### Your instructions:
Output the records precisely as they stand. Pictures are to be skipped.

### Working data:

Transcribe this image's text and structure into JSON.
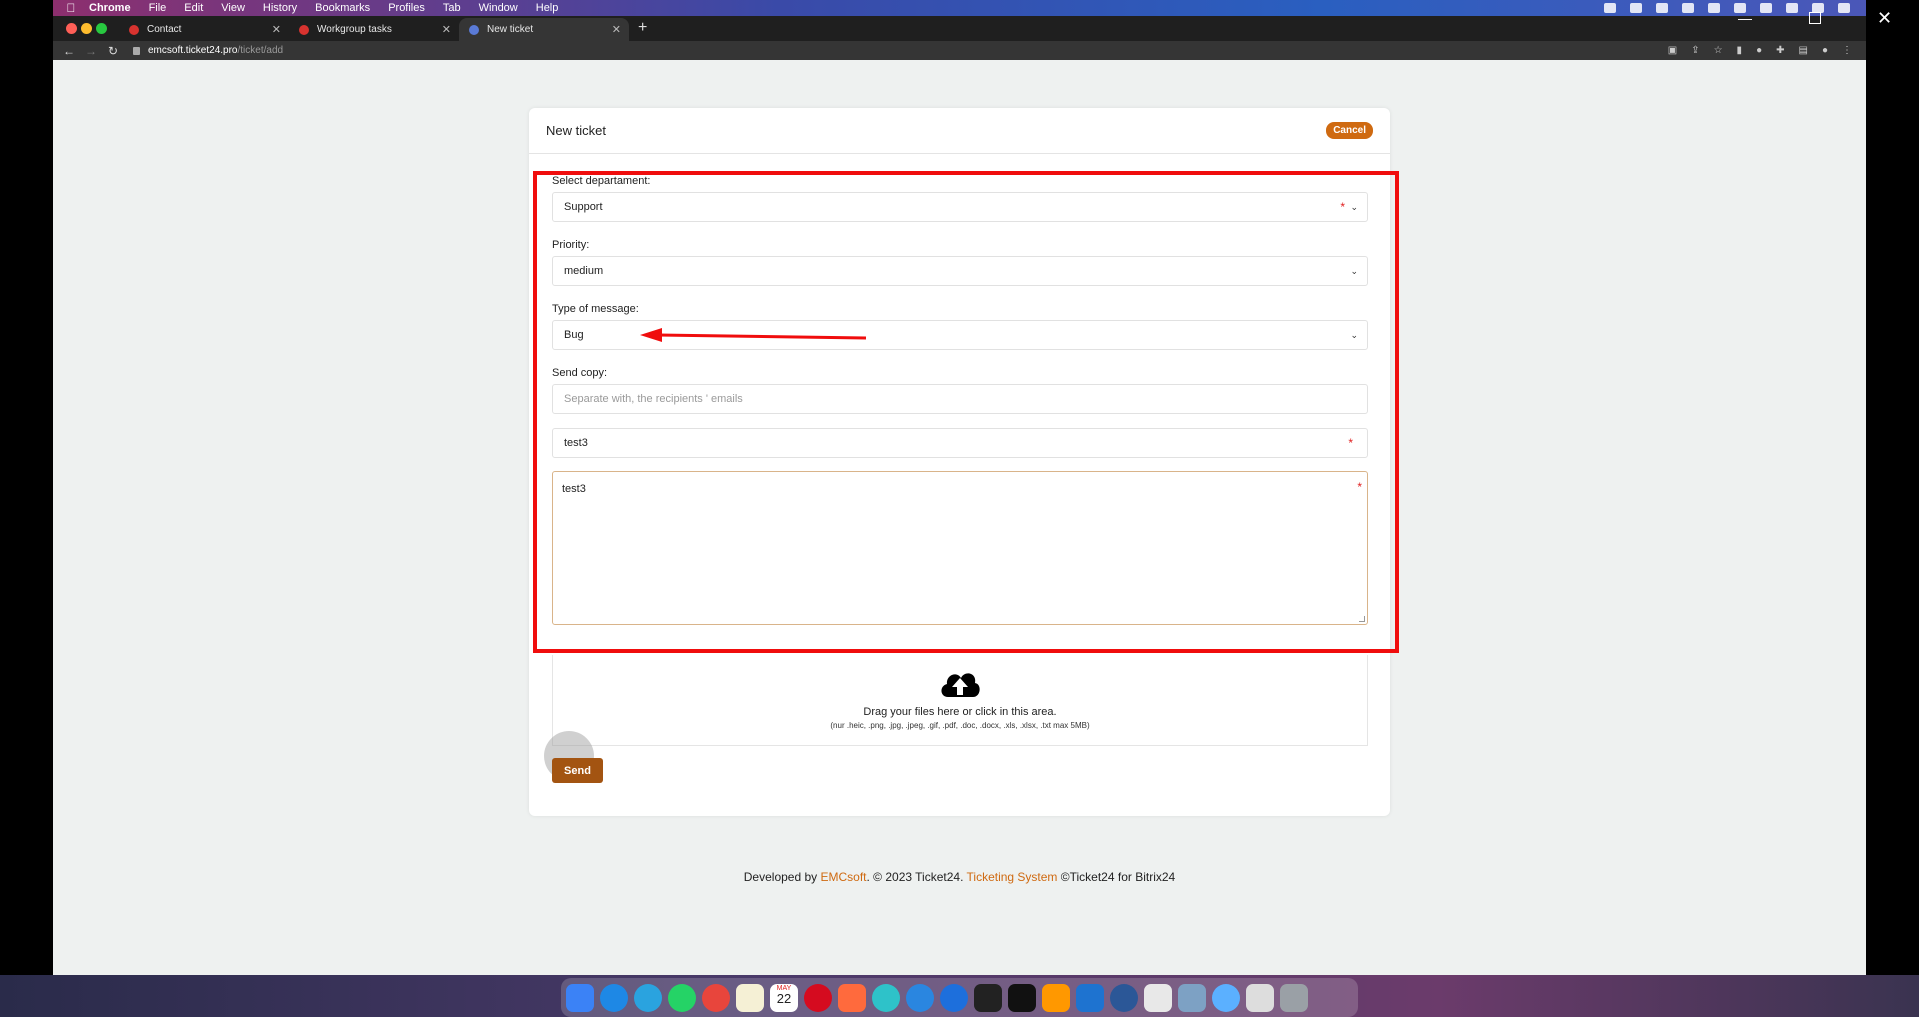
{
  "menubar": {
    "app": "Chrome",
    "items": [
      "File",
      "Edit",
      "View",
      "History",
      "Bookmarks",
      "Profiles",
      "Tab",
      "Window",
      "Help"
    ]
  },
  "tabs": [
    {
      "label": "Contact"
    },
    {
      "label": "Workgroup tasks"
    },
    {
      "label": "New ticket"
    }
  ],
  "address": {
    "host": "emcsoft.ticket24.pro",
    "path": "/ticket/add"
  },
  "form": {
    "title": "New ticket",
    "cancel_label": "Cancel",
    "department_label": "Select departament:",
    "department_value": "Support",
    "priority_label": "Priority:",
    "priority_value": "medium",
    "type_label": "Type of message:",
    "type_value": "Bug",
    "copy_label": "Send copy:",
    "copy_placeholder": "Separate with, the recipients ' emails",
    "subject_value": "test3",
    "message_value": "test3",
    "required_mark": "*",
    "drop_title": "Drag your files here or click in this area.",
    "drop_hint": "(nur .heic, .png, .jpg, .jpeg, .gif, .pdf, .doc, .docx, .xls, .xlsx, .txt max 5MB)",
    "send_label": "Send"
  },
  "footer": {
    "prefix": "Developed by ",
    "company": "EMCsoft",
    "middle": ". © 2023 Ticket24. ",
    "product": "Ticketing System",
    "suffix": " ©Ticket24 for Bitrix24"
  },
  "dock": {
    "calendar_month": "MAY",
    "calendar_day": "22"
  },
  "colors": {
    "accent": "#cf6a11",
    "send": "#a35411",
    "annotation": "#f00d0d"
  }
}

### Exercise output:
Transcribe this image's text and structure into JSON.
{
  "menubar": {
    "app": "Chrome",
    "items": [
      "File",
      "Edit",
      "View",
      "History",
      "Bookmarks",
      "Profiles",
      "Tab",
      "Window",
      "Help"
    ]
  },
  "tabs": [
    {
      "label": "Contact"
    },
    {
      "label": "Workgroup tasks"
    },
    {
      "label": "New ticket"
    }
  ],
  "address": {
    "host": "emcsoft.ticket24.pro",
    "path": "/ticket/add"
  },
  "form": {
    "title": "New ticket",
    "cancel_label": "Cancel",
    "department_label": "Select departament:",
    "department_value": "Support",
    "priority_label": "Priority:",
    "priority_value": "medium",
    "type_label": "Type of message:",
    "type_value": "Bug",
    "copy_label": "Send copy:",
    "copy_placeholder": "Separate with, the recipients ' emails",
    "subject_value": "test3",
    "message_value": "test3",
    "required_mark": "*",
    "drop_title": "Drag your files here or click in this area.",
    "drop_hint": "(nur .heic, .png, .jpg, .jpeg, .gif, .pdf, .doc, .docx, .xls, .xlsx, .txt max 5MB)",
    "send_label": "Send"
  },
  "footer": {
    "prefix": "Developed by ",
    "company": "EMCsoft",
    "middle": ". © 2023 Ticket24. ",
    "product": "Ticketing System",
    "suffix": " ©Ticket24 for Bitrix24"
  },
  "dock": {
    "calendar_month": "MAY",
    "calendar_day": "22"
  },
  "colors": {
    "accent": "#cf6a11",
    "send": "#a35411",
    "annotation": "#f00d0d"
  }
}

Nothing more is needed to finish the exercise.